In the 20th century, the British Empire went through a similar process. It had a large positive international investment position in 1914 but two world wars forced it to sell its overseas assets. By 1945, it was dependent on American loans to buy the imports it needed to feed its people. In 1956, Britain, in partnership with France and Israel, invaded the Suez Canal to take it back from Egypt. President Eisenhower objected to the use of force. In a historic phone call, he threatened to cancel the British loan. The British prime minister ordered his generals to turn around and retreat. Britain withdrew from Suez and the British Empire was effectively at an end.

One historian argued that Spain’s biggest failing was to ignore the production potential of its domestic economy.  “The massive wealth procured from America allowed the Spanish monarchs and minister to throw money at every problem that arose, but it gave the country no incentive to evolve its own internal economy.”[1]

This comment has eerie parallels to the modern U.S. We do not have access to silver and gold, but we enjoy capital inflows from the rest of the world which sustain a high volume of consumption and a huge trade deficit. The capital inflows are purchases of U.S. stocks and bonds by foreign investment firms, central banks, sovereign wealth funds, and other investors. These capital inflows raise the dollar to a level of overvaluation that makes our industry uncompetitive and reduces the profitability of family farming. The overvalued dollar makes our exports less competitive and allows foreign producers to sell at lower prices in our market, taking away market share from domestic producers.  Our manufacturing industry declines, prompting us to import more, creating a vicious cycle of deindustrialization and the loss of good, middle-class jobs. In agriculture, the overvalued dollar makes our exports of products like corn and soybeans less competitive compared to major competitors like Brazil, whose costs, denominated in local competitive currencies like the Brazilian real or the Argentine peso, are lower. So U.S. farmers get squeezed between high production costs and tougher competition in the global market.

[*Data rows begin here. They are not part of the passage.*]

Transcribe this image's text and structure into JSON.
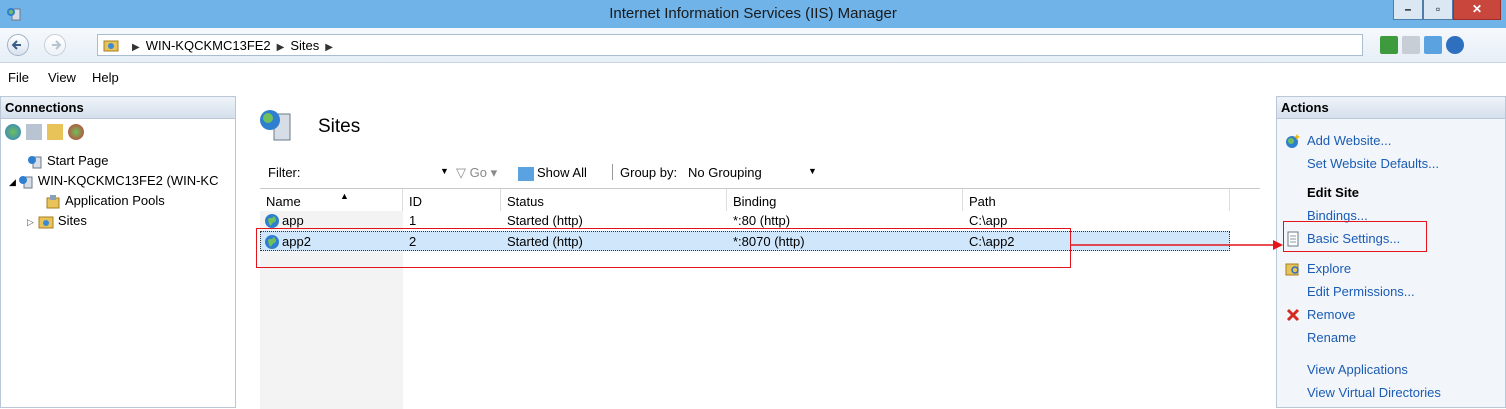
{
  "window": {
    "title": "Internet Information Services (IIS) Manager"
  },
  "address": {
    "crumbs": [
      "WIN-KQCKMC13FE2",
      "Sites"
    ]
  },
  "menu": {
    "items": [
      "File",
      "View",
      "Help"
    ]
  },
  "connections": {
    "title": "Connections",
    "tree": {
      "start_page": "Start Page",
      "server": "WIN-KQCKMC13FE2 (WIN-KC",
      "app_pools": "Application Pools",
      "sites": "Sites"
    }
  },
  "center": {
    "title": "Sites",
    "filter": {
      "label": "Filter:",
      "go": "Go",
      "show_all": "Show All",
      "group_by_label": "Group by:",
      "group_by_value": "No Grouping"
    },
    "columns": [
      "Name",
      "ID",
      "Status",
      "Binding",
      "Path"
    ],
    "rows": [
      {
        "name": "app",
        "id": "1",
        "status": "Started (http)",
        "binding": "*:80 (http)",
        "path": "C:\\app"
      },
      {
        "name": "app2",
        "id": "2",
        "status": "Started (http)",
        "binding": "*:8070 (http)",
        "path": "C:\\app2"
      }
    ]
  },
  "actions": {
    "title": "Actions",
    "add_website": "Add Website...",
    "set_defaults": "Set Website Defaults...",
    "edit_site": "Edit Site",
    "bindings": "Bindings...",
    "basic_settings": "Basic Settings...",
    "explore": "Explore",
    "edit_permissions": "Edit Permissions...",
    "remove": "Remove",
    "rename": "Rename",
    "view_applications": "View Applications",
    "view_virtual_dirs": "View Virtual Directories"
  },
  "colors": {
    "accent_link": "#1a5bb4",
    "highlight": "#e3151a",
    "selection": "#cfe6fb"
  }
}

Other effects of persistent deficits and a negative NIIP include the dependence on foreign imports for vital goods including pharmaceuticals, components that go into weapon systems, and the everyday items used in hospitals like masks and gowns, that can suddenly be hard to find when a pandemic strikes. All of these dependencies add up to a grave danger to our national security.

The solution is to prioritize eliminating our trade deficit, move the dollar to a competitive level, and invest in manufacturing industry at home, including plant and equipment and employee training. If we begin to invest and turn around the deficit, we will see a rise in production at home, more middle-class jobs, more training of employees to staff these jobs. In short, we can turn the vicious cycle into a virtuous cycle.

Until we do this, the NIIP will continue to grow. It is a ticking time bomb.

[1] Lundqvist, Tobias, “The Decline of Spain,” 2017. See here.